● Data:
╔══

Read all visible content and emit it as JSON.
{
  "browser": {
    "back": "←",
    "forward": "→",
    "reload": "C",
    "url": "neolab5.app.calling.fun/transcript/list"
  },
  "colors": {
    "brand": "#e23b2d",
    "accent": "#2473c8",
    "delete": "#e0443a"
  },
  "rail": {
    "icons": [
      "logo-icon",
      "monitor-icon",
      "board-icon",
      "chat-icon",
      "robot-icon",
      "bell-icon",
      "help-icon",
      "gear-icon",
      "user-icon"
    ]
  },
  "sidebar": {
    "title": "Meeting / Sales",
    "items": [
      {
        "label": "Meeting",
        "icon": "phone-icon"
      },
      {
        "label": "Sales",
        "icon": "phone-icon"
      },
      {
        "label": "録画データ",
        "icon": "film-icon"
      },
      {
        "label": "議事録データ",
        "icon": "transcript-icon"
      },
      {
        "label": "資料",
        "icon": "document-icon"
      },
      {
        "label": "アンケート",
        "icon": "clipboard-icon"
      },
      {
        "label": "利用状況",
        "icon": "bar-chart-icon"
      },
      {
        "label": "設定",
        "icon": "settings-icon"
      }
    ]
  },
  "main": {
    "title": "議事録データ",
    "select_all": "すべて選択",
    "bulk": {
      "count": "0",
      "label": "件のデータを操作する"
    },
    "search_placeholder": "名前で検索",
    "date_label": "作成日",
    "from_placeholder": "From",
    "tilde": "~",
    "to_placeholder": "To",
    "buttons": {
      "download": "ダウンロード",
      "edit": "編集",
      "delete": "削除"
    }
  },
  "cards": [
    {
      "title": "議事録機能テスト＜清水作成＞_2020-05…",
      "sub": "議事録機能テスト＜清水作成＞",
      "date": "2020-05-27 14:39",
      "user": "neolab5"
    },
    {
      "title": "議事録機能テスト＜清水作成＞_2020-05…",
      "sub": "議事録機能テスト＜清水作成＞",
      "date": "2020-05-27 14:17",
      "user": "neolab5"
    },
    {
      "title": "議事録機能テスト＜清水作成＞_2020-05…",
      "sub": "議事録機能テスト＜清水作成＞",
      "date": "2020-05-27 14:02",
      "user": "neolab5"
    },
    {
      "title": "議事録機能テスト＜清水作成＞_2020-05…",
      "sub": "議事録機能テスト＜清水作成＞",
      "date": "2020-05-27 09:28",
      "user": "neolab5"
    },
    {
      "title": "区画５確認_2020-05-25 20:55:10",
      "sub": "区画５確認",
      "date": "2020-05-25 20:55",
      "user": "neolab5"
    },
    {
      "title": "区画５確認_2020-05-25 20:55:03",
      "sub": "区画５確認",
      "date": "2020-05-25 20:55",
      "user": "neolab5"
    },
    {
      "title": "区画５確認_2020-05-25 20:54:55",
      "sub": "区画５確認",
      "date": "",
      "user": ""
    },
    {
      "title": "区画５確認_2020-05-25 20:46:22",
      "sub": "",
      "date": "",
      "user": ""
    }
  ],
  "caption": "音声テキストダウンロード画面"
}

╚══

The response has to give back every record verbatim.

● Response:
Read all visible content and emit it as JSON.
{
  "browser": {
    "back": "←",
    "forward": "→",
    "reload": "C",
    "url": "neolab5.app.calling.fun/transcript/list"
  },
  "colors": {
    "brand": "#e23b2d",
    "accent": "#2473c8",
    "delete": "#e0443a"
  },
  "rail": {
    "icons": [
      "logo-icon",
      "monitor-icon",
      "board-icon",
      "chat-icon",
      "robot-icon",
      "bell-icon",
      "help-icon",
      "gear-icon",
      "user-icon"
    ]
  },
  "sidebar": {
    "title": "Meeting / Sales",
    "items": [
      {
        "label": "Meeting",
        "icon": "phone-icon"
      },
      {
        "label": "Sales",
        "icon": "phone-icon"
      },
      {
        "label": "録画データ",
        "icon": "film-icon"
      },
      {
        "label": "議事録データ",
        "icon": "transcript-icon"
      },
      {
        "label": "資料",
        "icon": "document-icon"
      },
      {
        "label": "アンケート",
        "icon": "clipboard-icon"
      },
      {
        "label": "利用状況",
        "icon": "bar-chart-icon"
      },
      {
        "label": "設定",
        "icon": "settings-icon"
      }
    ]
  },
  "main": {
    "title": "議事録データ",
    "select_all": "すべて選択",
    "bulk": {
      "count": "0",
      "label": "件のデータを操作する"
    },
    "search_placeholder": "名前で検索",
    "date_label": "作成日",
    "from_placeholder": "From",
    "tilde": "~",
    "to_placeholder": "To",
    "buttons": {
      "download": "ダウンロード",
      "edit": "編集",
      "delete": "削除"
    }
  },
  "cards": [
    {
      "title": "議事録機能テスト＜清水作成＞_2020-05…",
      "sub": "議事録機能テスト＜清水作成＞",
      "date": "2020-05-27 14:39",
      "user": "neolab5"
    },
    {
      "title": "議事録機能テスト＜清水作成＞_2020-05…",
      "sub": "議事録機能テスト＜清水作成＞",
      "date": "2020-05-27 14:17",
      "user": "neolab5"
    },
    {
      "title": "議事録機能テスト＜清水作成＞_2020-05…",
      "sub": "議事録機能テスト＜清水作成＞",
      "date": "2020-05-27 14:02",
      "user": "neolab5"
    },
    {
      "title": "議事録機能テスト＜清水作成＞_2020-05…",
      "sub": "議事録機能テスト＜清水作成＞",
      "date": "2020-05-27 09:28",
      "user": "neolab5"
    },
    {
      "title": "区画５確認_2020-05-25 20:55:10",
      "sub": "区画５確認",
      "date": "2020-05-25 20:55",
      "user": "neolab5"
    },
    {
      "title": "区画５確認_2020-05-25 20:55:03",
      "sub": "区画５確認",
      "date": "2020-05-25 20:55",
      "user": "neolab5"
    },
    {
      "title": "区画５確認_2020-05-25 20:54:55",
      "sub": "区画５確認",
      "date": "",
      "user": ""
    },
    {
      "title": "区画５確認_2020-05-25 20:46:22",
      "sub": "",
      "date": "",
      "user": ""
    }
  ],
  "caption": "音声テキストダウンロード画面"
}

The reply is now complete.